In order to use dance as a tool for social change, there needs to be an inclusive setting whose success depends primarily on the teachers. A leader in the field of inclusive dance training, Gemma Coldicott, who is part of the Royal Academy of Dance's Step into Dance Programme, has been instrumental in preparing teachers to deliver inclusive classes. Her methods engage, empower and allow individuals, whether disabled or non-disabled, to dance together. Although she has many pearls of wisdom, I have chosen to highlight only a few key points. According to Gemma, an inclusive classroom is “Space to explore dance and movement with equality and collaboration, regardless of age or ability” and should “allow students to find their own solutions to difficult sections.” In addition, as a teacher you should “maintain a high level of expectation from your group and encourage them to achieve more than they ever felt they could achieve.” Lastly, “asking the participants to reflect on the session and verbalize, or physically represent, their feelings and thoughts is critical.” Gemma's trainings offer tools which can be implemented in any classroom but especially within inclusive dance settings.

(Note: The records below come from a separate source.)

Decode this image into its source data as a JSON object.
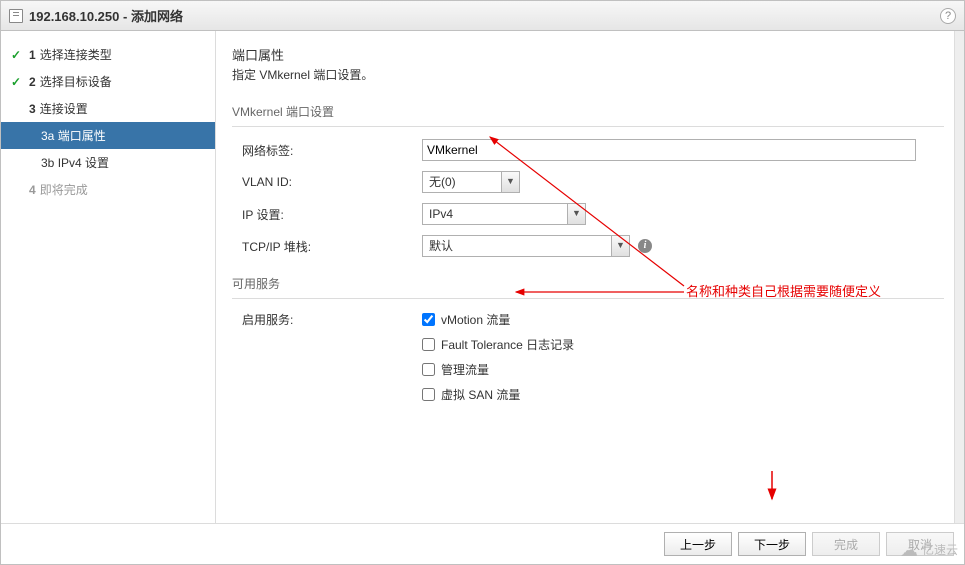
{
  "titlebar": {
    "host": "192.168.10.250",
    "title": "添加网络",
    "separator": " - "
  },
  "sidebar": {
    "steps": [
      {
        "num": "1",
        "label": "选择连接类型",
        "done": true
      },
      {
        "num": "2",
        "label": "选择目标设备",
        "done": true
      },
      {
        "num": "3",
        "label": "连接设置",
        "done": false
      },
      {
        "num": "4",
        "label": "即将完成",
        "done": false,
        "disabled": true
      }
    ],
    "substeps": [
      {
        "code": "3a",
        "label": "端口属性",
        "active": true
      },
      {
        "code": "3b",
        "label": "IPv4 设置",
        "active": false
      }
    ]
  },
  "content": {
    "header_title": "端口属性",
    "header_desc": "指定 VMkernel 端口设置。",
    "group_title": "VMkernel 端口设置",
    "form": {
      "network_label_lbl": "网络标签:",
      "network_label_value": "VMkernel",
      "vlan_lbl": "VLAN ID:",
      "vlan_value": "无(0)",
      "ip_lbl": "IP 设置:",
      "ip_value": "IPv4",
      "stack_lbl": "TCP/IP 堆栈:",
      "stack_value": "默认"
    },
    "services_title": "可用服务",
    "enable_services_lbl": "启用服务:",
    "services": [
      {
        "label": "vMotion 流量",
        "checked": true
      },
      {
        "label": "Fault Tolerance 日志记录",
        "checked": false
      },
      {
        "label": "管理流量",
        "checked": false
      },
      {
        "label": "虚拟 SAN 流量",
        "checked": false
      }
    ]
  },
  "footer": {
    "back": "上一步",
    "next": "下一步",
    "finish": "完成",
    "cancel": "取消"
  },
  "annotation": {
    "text": "名称和种类自己根据需要随便定义"
  },
  "watermark": "亿速云",
  "colors": {
    "accent": "#3874a8",
    "anno": "#e60000",
    "check": "#1a9f2c"
  }
}
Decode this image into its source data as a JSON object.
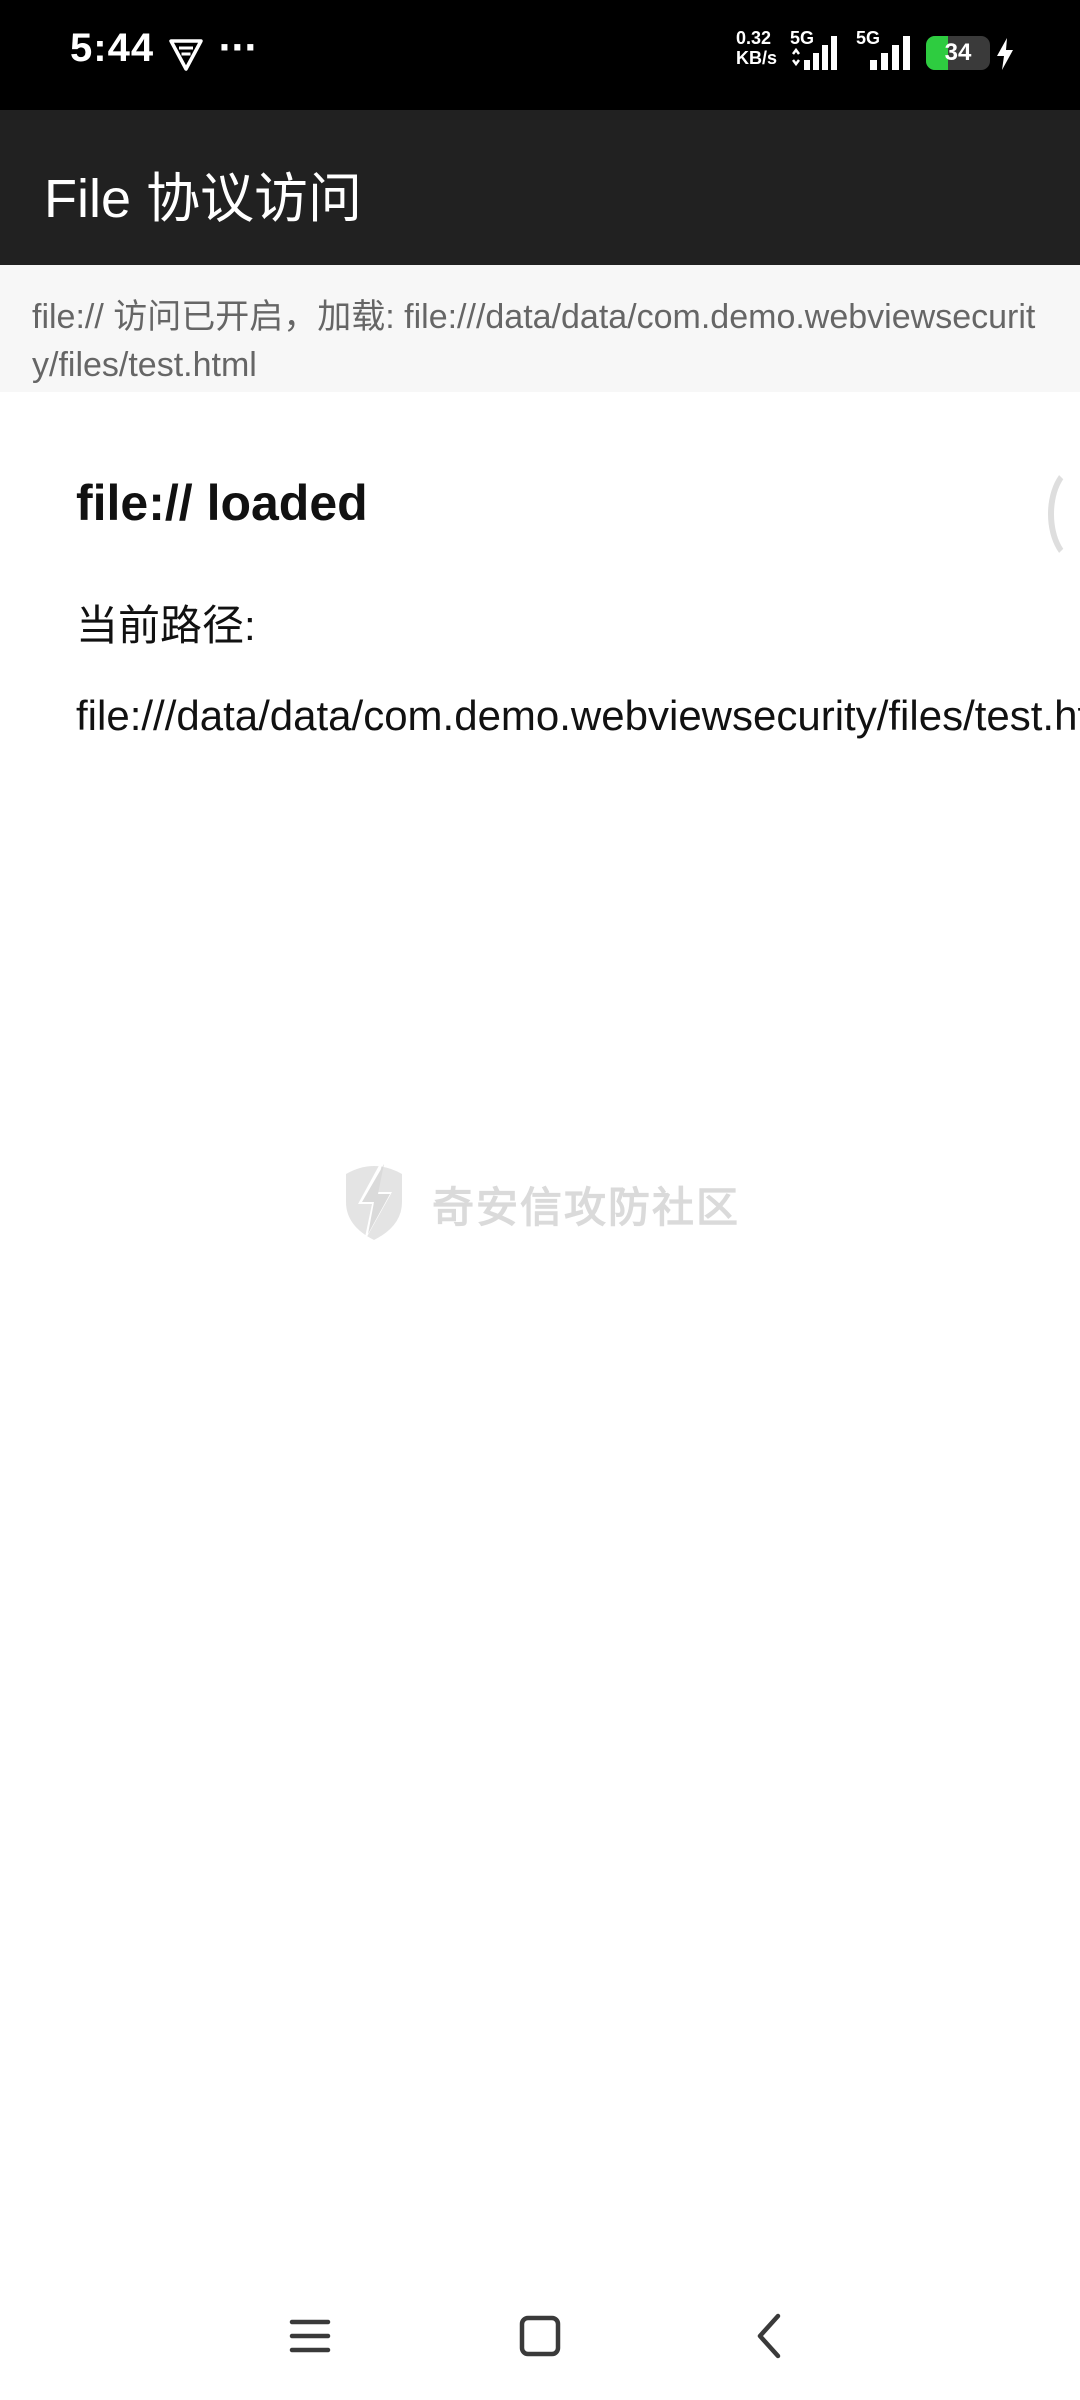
{
  "status_bar": {
    "time": "5:44",
    "more": "···",
    "speed_value": "0.32",
    "speed_unit": "KB/s",
    "network1": "5G",
    "network2": "5G",
    "battery_level": "34",
    "battery_fraction": 0.34,
    "battery_color": "#2ecc40",
    "icons": [
      "vpn-icon",
      "signal-icon",
      "signal-icon",
      "battery-icon",
      "charging-icon"
    ]
  },
  "app_bar": {
    "title": "File 协议访问"
  },
  "info_banner": {
    "text": "file:// 访问已开启，加载: file:///data/data/com.demo.webviewsecurity/files/test.html"
  },
  "web_page": {
    "heading": "file:// loaded",
    "path_label": "当前路径:",
    "path_value": "file:///data/data/com.demo.webviewsecurity/files/test.html"
  },
  "watermark": {
    "text": "奇安信攻防社区",
    "icon": "lightning-shield-icon"
  },
  "nav_bar": {
    "icons": [
      "menu-icon",
      "home-square-icon",
      "back-chevron-icon"
    ]
  },
  "colors": {
    "status_bar_bg": "#000000",
    "app_bar_bg": "#212121",
    "banner_bg": "#f7f7f7",
    "banner_text": "#666666"
  }
}
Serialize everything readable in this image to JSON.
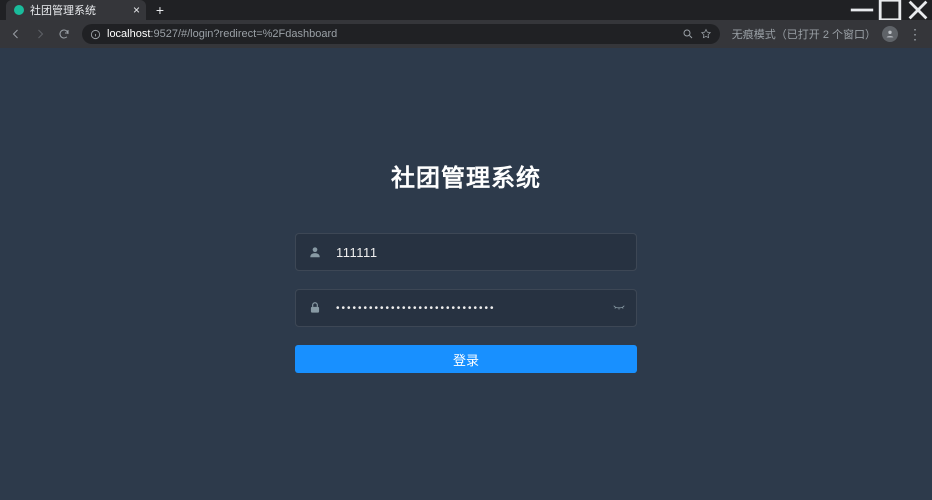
{
  "browser": {
    "tab_title": "社团管理系统",
    "url_host": "localhost",
    "url_port_path": ":9527/#/login?redirect=%2Fdashboard",
    "incognito_label": "无痕模式（已打开 2 个窗口）"
  },
  "login": {
    "title": "社团管理系统",
    "username_value": "111111",
    "password_value": "•••••••••••••••••••••••••••••",
    "submit_label": "登录"
  }
}
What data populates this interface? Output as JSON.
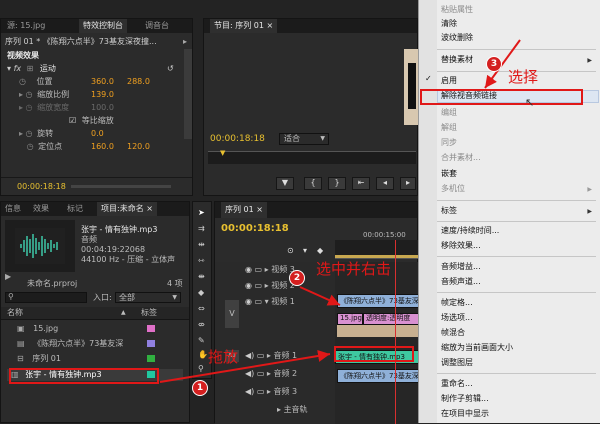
{
  "source_panel": {
    "tabs": [
      "源: 15.jpg",
      "特效控制台",
      "调音台"
    ],
    "sequence_label": "序列 01 * 《陈翔六点半》73基友深夜撞...",
    "section_title": "视频效果",
    "motion_label": "运动",
    "props": [
      {
        "name": "位置",
        "v1": "360.0",
        "v2": "288.0"
      },
      {
        "name": "缩放比例",
        "v1": "139.0",
        "v2": ""
      },
      {
        "name": "缩放宽度",
        "v1": "100.0",
        "v2": ""
      },
      {
        "name": "等比缩放",
        "v1": "",
        "v2": ""
      },
      {
        "name": "旋转",
        "v1": "0.0",
        "v2": ""
      },
      {
        "name": "定位点",
        "v1": "160.0",
        "v2": "120.0"
      }
    ],
    "timecode": "00:00:18:18"
  },
  "program_panel": {
    "title": "节目: 序列 01 ×",
    "timecode": "00:00:18:18",
    "fit_label": "适合"
  },
  "project_panel": {
    "tabs": [
      "信息",
      "效果",
      "标记",
      "项目:未命名 ×"
    ],
    "clip_name": "张宇 - 情有独钟.mp3",
    "clip_type": "音频",
    "clip_duration": "00:04:19:22068",
    "clip_format": "44100 Hz - 压缩 - 立体声",
    "project_file": "未命名.prproj",
    "item_count": "4 项",
    "entry_label": "入口:",
    "entry_value": "全部",
    "col_name": "名称",
    "col_label": "标签",
    "items": [
      {
        "name": "15.jpg",
        "color": "#e070c8"
      },
      {
        "name": "《陈翔六点半》73基友深",
        "color": "#9080e0"
      },
      {
        "name": "序列 01",
        "color": "#30b040"
      },
      {
        "name": "张宇 - 情有独钟.mp3",
        "color": "#20c8a0"
      }
    ]
  },
  "timeline_panel": {
    "tab": "序列 01 ×",
    "timecode": "00:00:18:18",
    "ruler_mark": "00:00:15:00",
    "tracks": [
      {
        "name": "视频 3"
      },
      {
        "name": "视频 2"
      },
      {
        "name": "视频 1"
      },
      {
        "name": "音频 1"
      },
      {
        "name": "音频 2"
      },
      {
        "name": "音频 3"
      },
      {
        "name": "主音轨"
      }
    ],
    "target_v": "V",
    "target_a": "A1",
    "clips": {
      "v2": "《陈翔六点半》73基友深",
      "v1_a": "15.jpg",
      "v1_b": "透明度:透明度",
      "a1": "张宇 - 情有独钟.mp3",
      "a2": "《陈翔六点半》73基友深"
    }
  },
  "context_menu": {
    "items": [
      {
        "label": "粘贴属性",
        "disabled": true
      },
      {
        "label": "清除"
      },
      {
        "label": "波纹删除"
      },
      {
        "label": "替换素材",
        "submenu": true
      },
      {
        "label": "启用",
        "checked": true
      },
      {
        "label": "解除视音频链接",
        "highlighted": true
      },
      {
        "label": "编组",
        "disabled": true
      },
      {
        "label": "解组",
        "disabled": true
      },
      {
        "label": "同步",
        "disabled": true
      },
      {
        "label": "合并素材...",
        "disabled": true
      },
      {
        "label": "嵌套"
      },
      {
        "label": "多机位",
        "disabled": true,
        "submenu": true
      },
      {
        "label": "标签",
        "submenu": true
      },
      {
        "label": "速度/持续时间..."
      },
      {
        "label": "移除效果..."
      },
      {
        "label": "音频增益..."
      },
      {
        "label": "音频声道..."
      },
      {
        "label": "帧定格..."
      },
      {
        "label": "场选项..."
      },
      {
        "label": "帧混合"
      },
      {
        "label": "缩放为当前画面大小"
      },
      {
        "label": "调整图层"
      },
      {
        "label": "重命名..."
      },
      {
        "label": "制作子剪辑..."
      },
      {
        "label": "在项目中显示"
      }
    ]
  },
  "annotations": {
    "step1": "拖放",
    "step2": "选中并右击",
    "step3": "选择",
    "n1": "1",
    "n2": "2",
    "n3": "3",
    "color": "#e01818"
  }
}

In order to promote accessibility, DanceXchange in Birmingham, UK offered a training course called STRIVE, supported by the Esmee Fairbairn Foundation, for dance artists who wanted to develop skills and confidence in delivering dance activity for vulnerable groups. Although many of the artists had already been working and teaching in inclusive settings, the mentoring that came with the training was invaluable. A class I taught as part of this training program was made up of male asylum seekers and refugees from various countries, who were incredibly humble, shy and some reluctant to even join the dance class. What I noticed was that with a balanced approach of structure and freedom through creative tasks, the participants became leaders of their class and felt free to play, create and dance. What to me were generic steps and basic dance formations brought them to a space where they could enjoy themselves. The laughter in the room was invigorating, honest and contagious. Although this class was not a dance therapy session, it appeared to have therapeutic benefits for participants. The physical, social as well as political uncertainties of their lives were, for a moment, replaced by dance which did bring joy and maybe even healed some part of a fractured spirit.

Dance is a way forward and leads to social cohesion and inclusion of those often vulnerable and excluded groups. While there are projects which aim to bring dance to such communities, there is still need for more. With financial budgets disappearing more and more and arts programs being few and far between, it is important to remember that dance can be a form of therapy for the world and must be accessible to all.